## Dataset records
========
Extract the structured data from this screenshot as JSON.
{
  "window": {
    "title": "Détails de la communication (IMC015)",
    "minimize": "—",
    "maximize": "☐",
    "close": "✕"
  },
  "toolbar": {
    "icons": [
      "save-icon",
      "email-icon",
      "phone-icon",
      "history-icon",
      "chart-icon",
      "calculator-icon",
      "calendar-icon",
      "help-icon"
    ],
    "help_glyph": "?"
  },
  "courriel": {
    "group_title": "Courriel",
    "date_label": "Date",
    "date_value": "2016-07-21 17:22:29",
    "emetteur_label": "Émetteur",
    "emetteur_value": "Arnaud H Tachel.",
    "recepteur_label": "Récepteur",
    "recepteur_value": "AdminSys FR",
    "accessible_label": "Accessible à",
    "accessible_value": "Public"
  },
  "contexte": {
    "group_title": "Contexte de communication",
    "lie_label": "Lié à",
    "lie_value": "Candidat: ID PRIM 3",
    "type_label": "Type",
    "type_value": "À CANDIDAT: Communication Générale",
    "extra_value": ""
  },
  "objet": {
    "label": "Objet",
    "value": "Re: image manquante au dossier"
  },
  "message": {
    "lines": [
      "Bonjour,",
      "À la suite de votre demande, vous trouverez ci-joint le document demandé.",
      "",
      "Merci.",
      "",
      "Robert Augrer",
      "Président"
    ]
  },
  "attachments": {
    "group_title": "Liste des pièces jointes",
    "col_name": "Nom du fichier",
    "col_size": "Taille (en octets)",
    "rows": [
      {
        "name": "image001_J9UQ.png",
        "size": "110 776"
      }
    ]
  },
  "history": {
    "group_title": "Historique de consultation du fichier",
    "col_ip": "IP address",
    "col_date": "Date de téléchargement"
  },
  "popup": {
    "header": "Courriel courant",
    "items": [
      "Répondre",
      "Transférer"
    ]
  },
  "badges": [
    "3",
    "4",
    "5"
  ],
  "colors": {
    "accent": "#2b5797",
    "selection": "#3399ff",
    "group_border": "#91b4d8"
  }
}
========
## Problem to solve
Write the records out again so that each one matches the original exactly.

## Reply to the task
Extract the structured data from this screenshot as JSON.
{
  "window": {
    "title": "Détails de la communication (IMC015)",
    "minimize": "—",
    "maximize": "☐",
    "close": "✕"
  },
  "toolbar": {
    "icons": [
      "save-icon",
      "email-icon",
      "phone-icon",
      "history-icon",
      "chart-icon",
      "calculator-icon",
      "calendar-icon",
      "help-icon"
    ],
    "help_glyph": "?"
  },
  "courriel": {
    "group_title": "Courriel",
    "date_label": "Date",
    "date_value": "2016-07-21 17:22:29",
    "emetteur_label": "Émetteur",
    "emetteur_value": "Arnaud H Tachel.",
    "recepteur_label": "Récepteur",
    "recepteur_value": "AdminSys FR",
    "accessible_label": "Accessible à",
    "accessible_value": "Public"
  },
  "contexte": {
    "group_title": "Contexte de communication",
    "lie_label": "Lié à",
    "lie_value": "Candidat: ID PRIM 3",
    "type_label": "Type",
    "type_value": "À CANDIDAT: Communication Générale",
    "extra_value": ""
  },
  "objet": {
    "label": "Objet",
    "value": "Re: image manquante au dossier"
  },
  "message": {
    "lines": [
      "Bonjour,",
      "À la suite de votre demande, vous trouverez ci-joint le document demandé.",
      "",
      "Merci.",
      "",
      "Robert Augrer",
      "Président"
    ]
  },
  "attachments": {
    "group_title": "Liste des pièces jointes",
    "col_name": "Nom du fichier",
    "col_size": "Taille (en octets)",
    "rows": [
      {
        "name": "image001_J9UQ.png",
        "size": "110 776"
      }
    ]
  },
  "history": {
    "group_title": "Historique de consultation du fichier",
    "col_ip": "IP address",
    "col_date": "Date de téléchargement"
  },
  "popup": {
    "header": "Courriel courant",
    "items": [
      "Répondre",
      "Transférer"
    ]
  },
  "badges": [
    "3",
    "4",
    "5"
  ],
  "colors": {
    "accent": "#2b5797",
    "selection": "#3399ff",
    "group_border": "#91b4d8"
  }
}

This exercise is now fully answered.